=== Data for analysis ===

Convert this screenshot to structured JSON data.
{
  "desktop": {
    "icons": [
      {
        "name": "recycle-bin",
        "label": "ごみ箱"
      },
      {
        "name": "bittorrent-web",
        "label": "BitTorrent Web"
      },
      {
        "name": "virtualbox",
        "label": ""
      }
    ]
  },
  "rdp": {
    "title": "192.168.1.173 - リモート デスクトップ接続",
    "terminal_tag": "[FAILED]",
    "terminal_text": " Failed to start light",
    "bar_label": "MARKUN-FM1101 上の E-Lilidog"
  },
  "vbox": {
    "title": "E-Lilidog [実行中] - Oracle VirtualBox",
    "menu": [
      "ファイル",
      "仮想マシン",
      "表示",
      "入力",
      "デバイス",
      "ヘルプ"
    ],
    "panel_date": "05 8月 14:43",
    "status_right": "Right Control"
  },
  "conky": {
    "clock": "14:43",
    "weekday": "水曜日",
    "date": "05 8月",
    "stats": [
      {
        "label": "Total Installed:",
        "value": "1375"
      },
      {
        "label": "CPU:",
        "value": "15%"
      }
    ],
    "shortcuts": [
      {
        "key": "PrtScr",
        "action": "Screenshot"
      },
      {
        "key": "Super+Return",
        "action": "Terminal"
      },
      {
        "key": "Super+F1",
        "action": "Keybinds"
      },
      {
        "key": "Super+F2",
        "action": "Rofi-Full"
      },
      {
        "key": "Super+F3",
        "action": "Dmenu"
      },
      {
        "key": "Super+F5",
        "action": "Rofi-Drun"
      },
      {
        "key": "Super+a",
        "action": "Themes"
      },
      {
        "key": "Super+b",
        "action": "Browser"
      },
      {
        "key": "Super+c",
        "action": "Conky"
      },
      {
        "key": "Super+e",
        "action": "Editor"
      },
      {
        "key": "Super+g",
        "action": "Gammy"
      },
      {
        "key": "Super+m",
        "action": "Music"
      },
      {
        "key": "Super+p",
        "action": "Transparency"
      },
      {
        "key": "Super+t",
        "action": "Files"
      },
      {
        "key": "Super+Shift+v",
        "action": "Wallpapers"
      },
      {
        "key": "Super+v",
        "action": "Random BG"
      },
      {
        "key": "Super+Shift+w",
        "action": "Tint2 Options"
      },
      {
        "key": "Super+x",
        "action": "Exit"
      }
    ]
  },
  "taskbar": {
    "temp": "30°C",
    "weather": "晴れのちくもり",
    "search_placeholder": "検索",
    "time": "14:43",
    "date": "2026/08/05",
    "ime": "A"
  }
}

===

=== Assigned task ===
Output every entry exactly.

=== Solution for this task ===
Convert this screenshot to structured JSON data.
{
  "desktop": {
    "icons": [
      {
        "name": "recycle-bin",
        "label": "ごみ箱"
      },
      {
        "name": "bittorrent-web",
        "label": "BitTorrent Web"
      },
      {
        "name": "virtualbox",
        "label": ""
      }
    ]
  },
  "rdp": {
    "title": "192.168.1.173 - リモート デスクトップ接続",
    "terminal_tag": "[FAILED]",
    "terminal_text": " Failed to start light",
    "bar_label": "MARKUN-FM1101 上の E-Lilidog"
  },
  "vbox": {
    "title": "E-Lilidog [実行中] - Oracle VirtualBox",
    "menu": [
      "ファイル",
      "仮想マシン",
      "表示",
      "入力",
      "デバイス",
      "ヘルプ"
    ],
    "panel_date": "05 8月 14:43",
    "status_right": "Right Control"
  },
  "conky": {
    "clock": "14:43",
    "weekday": "水曜日",
    "date": "05 8月",
    "stats": [
      {
        "label": "Total Installed:",
        "value": "1375"
      },
      {
        "label": "CPU:",
        "value": "15%"
      }
    ],
    "shortcuts": [
      {
        "key": "PrtScr",
        "action": "Screenshot"
      },
      {
        "key": "Super+Return",
        "action": "Terminal"
      },
      {
        "key": "Super+F1",
        "action": "Keybinds"
      },
      {
        "key": "Super+F2",
        "action": "Rofi-Full"
      },
      {
        "key": "Super+F3",
        "action": "Dmenu"
      },
      {
        "key": "Super+F5",
        "action": "Rofi-Drun"
      },
      {
        "key": "Super+a",
        "action": "Themes"
      },
      {
        "key": "Super+b",
        "action": "Browser"
      },
      {
        "key": "Super+c",
        "action": "Conky"
      },
      {
        "key": "Super+e",
        "action": "Editor"
      },
      {
        "key": "Super+g",
        "action": "Gammy"
      },
      {
        "key": "Super+m",
        "action": "Music"
      },
      {
        "key": "Super+p",
        "action": "Transparency"
      },
      {
        "key": "Super+t",
        "action": "Files"
      },
      {
        "key": "Super+Shift+v",
        "action": "Wallpapers"
      },
      {
        "key": "Super+v",
        "action": "Random BG"
      },
      {
        "key": "Super+Shift+w",
        "action": "Tint2 Options"
      },
      {
        "key": "Super+x",
        "action": "Exit"
      }
    ]
  },
  "taskbar": {
    "temp": "30°C",
    "weather": "晴れのちくもり",
    "search_placeholder": "検索",
    "time": "14:43",
    "date": "2026/08/05",
    "ime": "A"
  }
}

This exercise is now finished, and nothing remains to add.